(Beginning of RECORD EXCERPTS)
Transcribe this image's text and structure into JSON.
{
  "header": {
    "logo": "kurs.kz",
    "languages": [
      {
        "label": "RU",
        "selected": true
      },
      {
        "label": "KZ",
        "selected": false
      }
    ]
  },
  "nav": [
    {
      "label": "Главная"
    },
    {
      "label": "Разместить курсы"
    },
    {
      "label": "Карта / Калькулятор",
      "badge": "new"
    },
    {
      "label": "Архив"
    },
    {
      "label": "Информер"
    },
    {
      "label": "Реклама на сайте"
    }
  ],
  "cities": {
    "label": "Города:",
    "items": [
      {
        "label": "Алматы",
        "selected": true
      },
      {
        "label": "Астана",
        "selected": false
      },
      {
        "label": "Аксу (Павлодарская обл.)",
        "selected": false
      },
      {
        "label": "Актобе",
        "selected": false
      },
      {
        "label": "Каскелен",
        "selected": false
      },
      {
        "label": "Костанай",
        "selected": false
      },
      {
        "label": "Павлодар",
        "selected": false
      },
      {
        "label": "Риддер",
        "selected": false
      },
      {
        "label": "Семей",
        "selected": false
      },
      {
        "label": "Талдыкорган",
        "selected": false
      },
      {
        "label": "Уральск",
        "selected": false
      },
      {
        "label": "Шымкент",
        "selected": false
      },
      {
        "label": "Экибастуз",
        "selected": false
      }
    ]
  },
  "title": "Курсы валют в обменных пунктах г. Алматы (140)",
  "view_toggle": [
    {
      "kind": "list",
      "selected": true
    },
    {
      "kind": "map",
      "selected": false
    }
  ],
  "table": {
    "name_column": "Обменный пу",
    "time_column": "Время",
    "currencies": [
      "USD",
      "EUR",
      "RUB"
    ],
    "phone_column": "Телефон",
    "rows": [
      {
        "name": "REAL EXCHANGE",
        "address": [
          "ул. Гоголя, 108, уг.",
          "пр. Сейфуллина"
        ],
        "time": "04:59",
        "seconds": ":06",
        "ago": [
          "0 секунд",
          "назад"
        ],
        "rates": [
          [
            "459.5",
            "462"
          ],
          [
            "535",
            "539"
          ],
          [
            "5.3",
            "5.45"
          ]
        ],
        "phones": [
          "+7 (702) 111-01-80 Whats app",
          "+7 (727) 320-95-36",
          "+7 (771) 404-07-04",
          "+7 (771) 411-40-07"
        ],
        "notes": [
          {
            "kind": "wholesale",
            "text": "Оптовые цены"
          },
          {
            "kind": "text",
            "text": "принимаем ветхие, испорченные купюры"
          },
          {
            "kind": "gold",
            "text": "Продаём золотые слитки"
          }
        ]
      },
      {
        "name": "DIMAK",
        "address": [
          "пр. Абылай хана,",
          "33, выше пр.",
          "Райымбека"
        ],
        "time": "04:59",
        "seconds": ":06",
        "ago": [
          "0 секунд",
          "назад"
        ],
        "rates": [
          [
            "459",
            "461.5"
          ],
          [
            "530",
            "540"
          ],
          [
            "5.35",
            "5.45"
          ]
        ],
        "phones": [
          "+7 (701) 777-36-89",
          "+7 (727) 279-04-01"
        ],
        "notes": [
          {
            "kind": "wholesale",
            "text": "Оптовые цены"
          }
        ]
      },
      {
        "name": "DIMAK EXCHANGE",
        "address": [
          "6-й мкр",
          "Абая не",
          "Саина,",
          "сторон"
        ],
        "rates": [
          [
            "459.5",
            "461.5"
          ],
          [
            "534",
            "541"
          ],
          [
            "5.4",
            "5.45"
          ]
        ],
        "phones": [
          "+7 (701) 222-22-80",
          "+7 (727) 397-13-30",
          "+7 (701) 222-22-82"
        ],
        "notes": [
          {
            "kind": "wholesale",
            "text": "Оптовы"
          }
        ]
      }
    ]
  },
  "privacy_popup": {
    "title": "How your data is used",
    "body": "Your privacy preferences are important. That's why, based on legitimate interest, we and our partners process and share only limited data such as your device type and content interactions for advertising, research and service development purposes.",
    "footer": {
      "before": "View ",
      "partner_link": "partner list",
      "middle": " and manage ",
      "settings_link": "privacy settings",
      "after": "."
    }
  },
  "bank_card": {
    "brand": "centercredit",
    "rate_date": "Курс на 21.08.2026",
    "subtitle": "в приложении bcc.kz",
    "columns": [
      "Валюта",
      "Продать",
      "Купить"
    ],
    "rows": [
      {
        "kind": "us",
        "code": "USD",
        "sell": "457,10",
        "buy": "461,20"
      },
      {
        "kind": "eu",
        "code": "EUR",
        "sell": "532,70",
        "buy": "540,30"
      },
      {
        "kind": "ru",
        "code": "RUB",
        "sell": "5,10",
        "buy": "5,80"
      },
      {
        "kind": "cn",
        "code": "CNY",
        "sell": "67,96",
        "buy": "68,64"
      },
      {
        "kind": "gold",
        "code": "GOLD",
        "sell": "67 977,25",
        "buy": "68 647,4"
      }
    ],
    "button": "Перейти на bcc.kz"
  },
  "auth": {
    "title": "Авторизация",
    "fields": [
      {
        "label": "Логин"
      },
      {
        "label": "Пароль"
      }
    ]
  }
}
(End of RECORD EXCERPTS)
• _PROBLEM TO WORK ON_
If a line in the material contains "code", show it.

• _RESULT FOR THIS TASK_
        "code": "USD",
        "code": "EUR",
        "code": "RUB",
        "code": "CNY",
        "code": "GOLD",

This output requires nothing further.